As your child gets older, they may face new opportunities and challenges in life with cystic fibrosis (CF). It’s also common for kids to crave more independence over time. There are steps you can take to help them manage the transition from childhood into their teen years and beyond.

Let’s take a look at five ways you can support your child through this time.

To help your child develop independence and self-care skills, it’s important to teach them about their condition and strategies for managing it.

As your child gets older, encourage them to take on more responsibility for their own care. For example, try to help them gradually develop the skills and confidence they need to:

  • ask questions and report changes in their symptoms during medical appointments
  • set up, use, and clean therapeutic equipment
  • take medications without reminders from you
  • talk to their friends about their condition

If they’re struggling to take the reins, it might help to schedule an appointment with a life skills coach, social worker, or psychologist. They may be able to help your child develop coping skills and confidence.

You might be tempted to sugarcoat your child’s condition. But honest communication is important, especially as your child gets older and begins to think more about their future.

When your child expresses fears or frustrations, try to resist the urge to offer false comfort. Instead, acknowledge their feelings and ask them questions to learn about their thoughts and experiences. Invite them to ask you questions in return, and be compassionate but truthful in your responses.

After talking through their feelings, offer to help them brainstorm strategies to manage challenges in their life. In some cases, it might help to seek support from a social worker, psychologist, or other mental health professional. Your child might also benefit from joining an online or in-person support group for youth with CF.

Especially as they enter their teen years, your child might benefit from time alone with members of their healthcare team. This will give them the chance to develop communication and self-management skills. It will also give them time to talk about sensitive topics that they might not want to discuss in front of other people, such as:

  • sex, sexuality, and intimate relationships
  • conflicts with family members or friends
  • body image issues
  • alcohol or drugs

In some cases, your child’s care team might ask you to be present for part of their appointment before stepping out of the room.

Eventually, your child will be ready to attend appointments on their own. If they are nervous about attending appointments without you, it might help to sit down together and brainstorm a list of updates and questions they can discuss with their care team. Encourage them to write out a list they can take with them into their appointment.

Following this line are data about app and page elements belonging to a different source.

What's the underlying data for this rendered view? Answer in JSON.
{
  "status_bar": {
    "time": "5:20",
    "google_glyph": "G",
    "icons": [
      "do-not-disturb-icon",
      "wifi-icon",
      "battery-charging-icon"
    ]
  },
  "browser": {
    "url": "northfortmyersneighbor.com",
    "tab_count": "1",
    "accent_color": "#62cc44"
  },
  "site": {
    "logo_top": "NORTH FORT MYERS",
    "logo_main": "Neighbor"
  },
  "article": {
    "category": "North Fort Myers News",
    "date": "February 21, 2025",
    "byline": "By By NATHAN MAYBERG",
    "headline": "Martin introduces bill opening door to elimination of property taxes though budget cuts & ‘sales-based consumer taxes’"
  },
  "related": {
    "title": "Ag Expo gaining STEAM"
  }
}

Is your child moving to a new middle school or high school? Consider making an appointment with a school administrator before the school year begins to discuss their health needs.

You might need to request accommodations to ensure that your child can:

  • take medications during school hours
  • take time away from class and access a private area to do airway clearance therapy
  • get out of class when they need to attend medical appointments
  • catch up on lessons and assignments missed due to medical appointments or illness

Consider asking your child to attend the meeting with you, so they can get to know their school administrator, develop self-advocacy skills, and have the opportunity to express their preferences for accommodations.

Does your child plan to attend vocational school, community college, or university? You can help them think about some of the preparations they might need to make.

When the time comes, encourage them to make an appointment with their care team to discuss the accommodations they might need on campus. Members of their care team can help them plan for aspects of their studies and living situation that might require special arrangements.

If your child decides to request on-campus housing, they will need to make an appointment with someone at their school to discuss their condition and needs. It’s best to establish a written agreement that lists any special arrangements or support that the school will provide.

If they plan to attend school in another town or city, your child should get in touch with a CF care team in the area so that they can access local medical support.

Striking a balance between supporting your child and giving them room to grow is important as they get older. It’s essential to educate them about their condition and encourage them to take increasing responsibility for self-management, while continuing to offer them compassionate care. Members of your child’s care team and other health professionals can help you cope with challenges along the way.